| Task description |
For each record that follows, write out an identical copy.

** Provided data follows **

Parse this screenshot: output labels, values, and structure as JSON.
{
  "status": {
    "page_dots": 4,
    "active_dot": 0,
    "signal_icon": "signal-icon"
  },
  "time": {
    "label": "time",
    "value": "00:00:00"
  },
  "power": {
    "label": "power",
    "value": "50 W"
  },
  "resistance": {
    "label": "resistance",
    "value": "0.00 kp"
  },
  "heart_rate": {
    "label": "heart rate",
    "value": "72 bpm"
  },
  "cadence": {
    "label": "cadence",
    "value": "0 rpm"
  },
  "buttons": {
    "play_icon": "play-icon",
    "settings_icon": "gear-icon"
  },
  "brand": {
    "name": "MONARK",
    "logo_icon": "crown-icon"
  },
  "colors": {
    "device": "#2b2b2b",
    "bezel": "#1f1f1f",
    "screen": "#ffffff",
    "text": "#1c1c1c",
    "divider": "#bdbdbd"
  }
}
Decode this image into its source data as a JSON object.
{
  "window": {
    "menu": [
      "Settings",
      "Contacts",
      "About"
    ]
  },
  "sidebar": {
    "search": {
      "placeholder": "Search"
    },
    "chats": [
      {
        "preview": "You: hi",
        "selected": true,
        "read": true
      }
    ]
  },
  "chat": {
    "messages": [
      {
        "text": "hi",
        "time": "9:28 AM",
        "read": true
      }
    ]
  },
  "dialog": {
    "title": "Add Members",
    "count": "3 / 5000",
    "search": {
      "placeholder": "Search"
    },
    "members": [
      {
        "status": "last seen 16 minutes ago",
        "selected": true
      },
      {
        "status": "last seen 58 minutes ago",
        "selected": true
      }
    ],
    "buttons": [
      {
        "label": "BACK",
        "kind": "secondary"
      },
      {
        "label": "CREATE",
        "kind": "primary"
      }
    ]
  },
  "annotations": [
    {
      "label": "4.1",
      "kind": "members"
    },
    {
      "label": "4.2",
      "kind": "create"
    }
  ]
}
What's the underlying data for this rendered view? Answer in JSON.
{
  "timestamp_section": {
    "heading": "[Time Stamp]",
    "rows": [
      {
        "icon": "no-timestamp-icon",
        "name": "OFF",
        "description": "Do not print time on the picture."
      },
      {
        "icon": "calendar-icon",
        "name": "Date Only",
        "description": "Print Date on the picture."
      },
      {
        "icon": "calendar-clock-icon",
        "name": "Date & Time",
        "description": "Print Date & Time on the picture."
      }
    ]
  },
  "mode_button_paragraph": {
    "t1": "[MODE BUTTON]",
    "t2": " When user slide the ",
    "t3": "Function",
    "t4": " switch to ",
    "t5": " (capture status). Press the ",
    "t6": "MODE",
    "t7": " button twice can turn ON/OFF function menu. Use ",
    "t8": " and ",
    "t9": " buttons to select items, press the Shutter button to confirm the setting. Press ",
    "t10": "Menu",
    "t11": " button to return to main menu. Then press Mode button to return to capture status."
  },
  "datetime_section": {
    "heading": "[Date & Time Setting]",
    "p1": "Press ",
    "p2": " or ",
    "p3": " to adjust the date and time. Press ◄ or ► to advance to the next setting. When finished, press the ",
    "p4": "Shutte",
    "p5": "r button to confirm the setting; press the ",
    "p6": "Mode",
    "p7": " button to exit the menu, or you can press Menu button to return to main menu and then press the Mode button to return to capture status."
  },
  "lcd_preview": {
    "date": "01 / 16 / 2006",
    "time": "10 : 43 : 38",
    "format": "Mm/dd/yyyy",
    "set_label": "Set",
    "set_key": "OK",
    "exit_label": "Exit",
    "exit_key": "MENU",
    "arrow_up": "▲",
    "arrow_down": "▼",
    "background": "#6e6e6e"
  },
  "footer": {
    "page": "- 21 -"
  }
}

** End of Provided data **

| Exercise solution |
Parse this screenshot: output labels, values, and structure as JSON.
{
  "status": {
    "page_dots": 4,
    "active_dot": 0,
    "signal_icon": "signal-icon"
  },
  "time": {
    "label": "time",
    "value": "00:00:00"
  },
  "power": {
    "label": "power",
    "value": "50 W"
  },
  "resistance": {
    "label": "resistance",
    "value": "0.00 kp"
  },
  "heart_rate": {
    "label": "heart rate",
    "value": "72 bpm"
  },
  "cadence": {
    "label": "cadence",
    "value": "0 rpm"
  },
  "buttons": {
    "play_icon": "play-icon",
    "settings_icon": "gear-icon"
  },
  "brand": {
    "name": "MONARK",
    "logo_icon": "crown-icon"
  },
  "colors": {
    "device": "#2b2b2b",
    "bezel": "#1f1f1f",
    "screen": "#ffffff",
    "text": "#1c1c1c",
    "divider": "#bdbdbd"
  }
}
Decode this image into its source data as a JSON object.
{
  "window": {
    "menu": [
      "Settings",
      "Contacts",
      "About"
    ]
  },
  "sidebar": {
    "search": {
      "placeholder": "Search"
    },
    "chats": [
      {
        "preview": "You: hi",
        "selected": true,
        "read": true
      }
    ]
  },
  "chat": {
    "messages": [
      {
        "text": "hi",
        "time": "9:28 AM",
        "read": true
      }
    ]
  },
  "dialog": {
    "title": "Add Members",
    "count": "3 / 5000",
    "search": {
      "placeholder": "Search"
    },
    "members": [
      {
        "status": "last seen 16 minutes ago",
        "selected": true
      },
      {
        "status": "last seen 58 minutes ago",
        "selected": true
      }
    ],
    "buttons": [
      {
        "label": "BACK",
        "kind": "secondary"
      },
      {
        "label": "CREATE",
        "kind": "primary"
      }
    ]
  },
  "annotations": [
    {
      "label": "4.1",
      "kind": "members"
    },
    {
      "label": "4.2",
      "kind": "create"
    }
  ]
}
What's the underlying data for this rendered view? Answer in JSON.
{
  "timestamp_section": {
    "heading": "[Time Stamp]",
    "rows": [
      {
        "icon": "no-timestamp-icon",
        "name": "OFF",
        "description": "Do not print time on the picture."
      },
      {
        "icon": "calendar-icon",
        "name": "Date Only",
        "description": "Print Date on the picture."
      },
      {
        "icon": "calendar-clock-icon",
        "name": "Date & Time",
        "description": "Print Date & Time on the picture."
      }
    ]
  },
  "mode_button_paragraph": {
    "t1": "[MODE BUTTON]",
    "t2": " When user slide the ",
    "t3": "Function",
    "t4": " switch to ",
    "t5": " (capture status). Press the ",
    "t6": "MODE",
    "t7": " button twice can turn ON/OFF function menu. Use ",
    "t8": " and ",
    "t9": " buttons to select items, press the Shutter button to confirm the setting. Press ",
    "t10": "Menu",
    "t11": " button to return to main menu. Then press Mode button to return to capture status."
  },
  "datetime_section": {
    "heading": "[Date & Time Setting]",
    "p1": "Press ",
    "p2": " or ",
    "p3": " to adjust the date and time. Press ◄ or ► to advance to the next setting. When finished, press the ",
    "p4": "Shutte",
    "p5": "r button to confirm the setting; press the ",
    "p6": "Mode",
    "p7": " button to exit the menu, or you can press Menu button to return to main menu and then press the Mode button to return to capture status."
  },
  "lcd_preview": {
    "date": "01 / 16 / 2006",
    "time": "10 : 43 : 38",
    "format": "Mm/dd/yyyy",
    "set_label": "Set",
    "set_key": "OK",
    "exit_label": "Exit",
    "exit_key": "MENU",
    "arrow_up": "▲",
    "arrow_down": "▼",
    "background": "#6e6e6e"
  },
  "footer": {
    "page": "- 21 -"
  }
}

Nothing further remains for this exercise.